The former president spent nearly two hours inside the Manhattan courthouse. He is the first former president to face criminal charges. But the judge in the case, Juan Merchan, did not allow a live video feed of the proceedings, so the arraignment took place behind closed doors. The public instead watched as Trump briefly entered and exited the building. Trump did not respond to reporter questions. His lawyers talked afterward and said the former president is “upset” and “angry” about the charges but “not worried at all.” The judge set the next in-person hearing date as Dec. 4. Prosecutors are aiming for a January 2024 trial. The defense is aiming for a later start date.

Later on Wednesday's "Sound of Ideas," a recent report from Smart Growth American ranked Cleveland the most equitably walkable city in the nation. The study authors found that no matter how much you make, or where you live in Cleveland, you likely can get to the places you need to be for your daily needs, within a short walk or transit ride. Cleveland wasn’t the only post-industrial city to land near the top of the study’s rankings.

Walkability provides benefits to resident beyond just convenience. Many health benefits are associated with more walkable neighborhoods, but not everyone in Cleveland agreed with the study’s conclusions and question how highly the city ranked in terms of equitable access.

Plus, Akron voters will select a new mayor this year to succeed Dan Horrigan. Seven Democrats are running to be the next mayor of Akron and will square off Wednesday in the first of two debates.
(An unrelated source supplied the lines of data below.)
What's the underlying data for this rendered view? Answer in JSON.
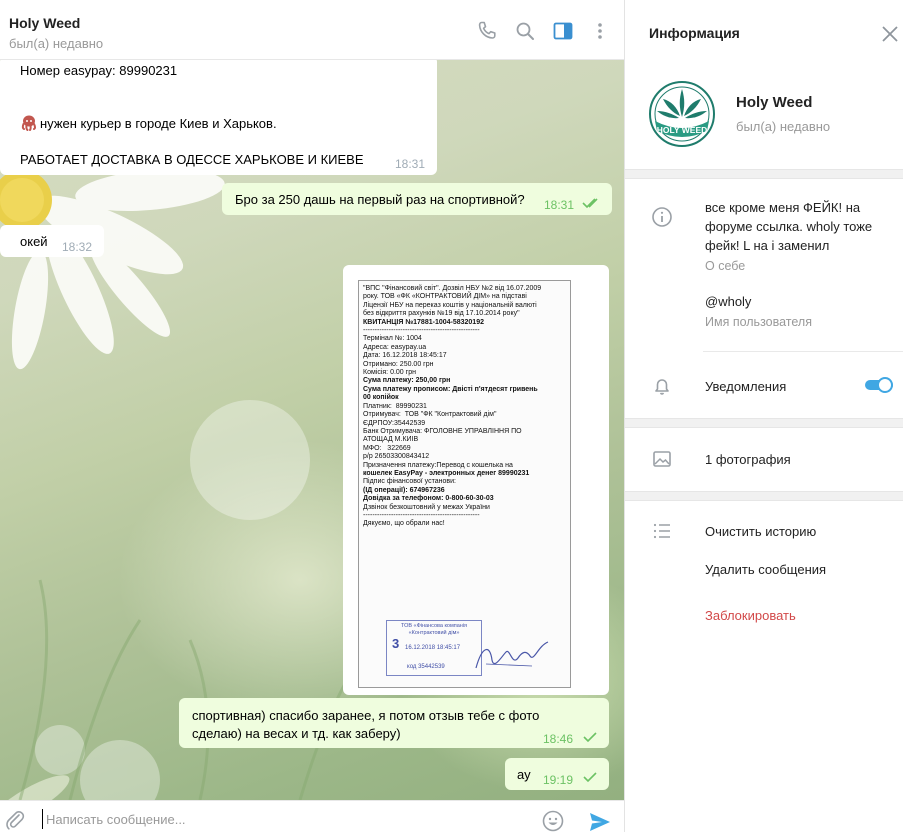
{
  "chat_header": {
    "name": "Holy Weed",
    "status": "был(а) недавно",
    "icons": [
      "phone-icon",
      "search-icon",
      "sidebar-toggle-icon",
      "more-vertical-icon"
    ]
  },
  "messages": [
    {
      "direction": "in",
      "lines": [
        "Номер easypay:   89990231",
        "",
        "",
        "нужен курьер в городе Киев и Харьков.",
        "",
        "РАБОТАЕТ ДОСТАВКА В ОДЕССЕ ХАРЬКОВЕ И КИЕВЕ"
      ],
      "line1": "Номер easypay:   89990231",
      "line2": "нужен курьер в городе Киев и Харьков.",
      "line3": "РАБОТАЕТ ДОСТАВКА В ОДЕССЕ ХАРЬКОВЕ И КИЕВЕ",
      "emoji_icon": "octopus-icon",
      "time": "18:31"
    },
    {
      "direction": "out",
      "text": "Бро за 250 дашь на первый раз на спортивной?",
      "time": "18:31",
      "read": true
    },
    {
      "direction": "in",
      "text": "окей",
      "time": "18:32"
    },
    {
      "direction": "in",
      "type": "photo",
      "photo_icon": "receipt-photo"
    },
    {
      "direction": "out",
      "line1": "спортивная) спасибо заранее, я потом отзыв тебе с фото",
      "line2": "сделаю) на весах и тд. как заберу)",
      "time": "18:46",
      "read": false
    },
    {
      "direction": "out",
      "text": "ау",
      "time": "19:19",
      "read": false
    }
  ],
  "receipt": {
    "lines": [
      {
        "t": "\"ВПС \"Фінансовий світ\". Дозвіл НБУ №2 від 16.07.2009",
        "b": false
      },
      {
        "t": "року. ТОВ «ФК «КОНТРАКТОВИЙ ДІМ» на підставі",
        "b": false
      },
      {
        "t": "Ліцензії НБУ на переказ коштів у національній валюті",
        "b": false
      },
      {
        "t": "без відкриття рахунків №19 від 17.10.2014 року\"",
        "b": false
      },
      {
        "t": "КВИТАНЦІЯ №17881-1004-58320192",
        "b": true
      },
      {
        "t": "--------------------------------------------------",
        "b": false
      },
      {
        "t": "Термінал №: 1004",
        "b": false
      },
      {
        "t": "Адреса: easypay.ua",
        "b": false
      },
      {
        "t": "Дата: 16.12.2018 18:45:17",
        "b": false
      },
      {
        "t": "Отримано: 250.00 грн",
        "b": false
      },
      {
        "t": "Комісія: 0.00 грн",
        "b": false
      },
      {
        "t": "Сума платежу: 250,00 грн",
        "b": true
      },
      {
        "t": "Сума платежу прописом: Двісті п'ятдесят гривень",
        "b": true
      },
      {
        "t": "00 копійок",
        "b": true
      },
      {
        "t": "Платник:  89990231",
        "b": false
      },
      {
        "t": "Отримувач:  ТОВ \"ФК \"Контрактовий дім\"",
        "b": false
      },
      {
        "t": "ЄДРПОУ:35442539",
        "b": false
      },
      {
        "t": "Банк Отримувача: ФГОЛОВНЕ УПРАВЛІННЯ ПО",
        "b": false
      },
      {
        "t": "АТОЩАД М.КИІВ",
        "b": false
      },
      {
        "t": "МФО:   322669",
        "b": false
      },
      {
        "t": "р/р 26503300843412",
        "b": false
      },
      {
        "t": "Призначення платежу:Перевод с кошелька на",
        "b": false
      },
      {
        "t": "кошелек EasyPay - электронных денег 89990231",
        "b": true
      },
      {
        "t": "Підпис фінансової установи:",
        "b": false
      },
      {
        "t": "(ІД операції): 674967236",
        "b": true
      },
      {
        "t": "Довідка за телефоном: 0-800-60-30-03",
        "b": true
      },
      {
        "t": "Дзвінок безкоштовний у межах України",
        "b": false
      },
      {
        "t": "--------------------------------------------------",
        "b": false
      },
      {
        "t": "Дякуємо, що обрали нас!",
        "b": false
      }
    ],
    "stamp": {
      "line1": "ТОВ «Фінансова компанія",
      "line2": "«Контрактовий дім»",
      "number": "3",
      "datetime": "16.12.2018 18:45:17",
      "code": "код 35442539"
    }
  },
  "composer": {
    "placeholder": "Написать сообщение...",
    "value": "",
    "icons": [
      "attach-icon",
      "emoji-icon",
      "send-icon"
    ]
  },
  "info_panel": {
    "title": "Информация",
    "profile": {
      "name": "Holy Weed",
      "status": "был(а) недавно",
      "avatar_icon": "holy-weed-logo",
      "avatar_text": "HOLY WEED"
    },
    "about": {
      "text": "все кроме меня ФЕЙК! на форуме ссылка. wholy тоже фейк! L на i заменил",
      "label": "О себе"
    },
    "username": {
      "value": "@wholy",
      "label": "Имя пользователя"
    },
    "notifications": {
      "label": "Уведомления",
      "enabled": true,
      "accent": "#40a7e3"
    },
    "media": {
      "label": "1 фотография"
    },
    "actions": {
      "clear": "Очистить историю",
      "delete": "Удалить сообщения",
      "block": "Заблокировать",
      "block_color": "#d24949"
    }
  }
}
The Akron Decides mayoral debate will be held at noon at Quaker Station conducted by Ideastream and the Akron Press Club. A second Akron Decides will be held next Wednesday evening at the Akron Summit County Public Library.

Anna Huntsman, Akron-Canton Reporter, Ideastream Public Media
Jonathan Entin, Professor Emeritus of Law, Case Western Reserve University
Jonathan Witmer-Rich, Professor of Law, Associate Dean, Cleveland State University College of Law
Taylor Wizner, Health Reporter, Ideastream Public Media
Matthew Moss, Manager, Strategic Initiatives, City Planning Commission
Chris Martin, Chair, Clevelanders for Public Transit

Leigh Barr is a coordinating producer for the "Sound of Ideas" and the "Sound of Ideas Reporters Roundtable."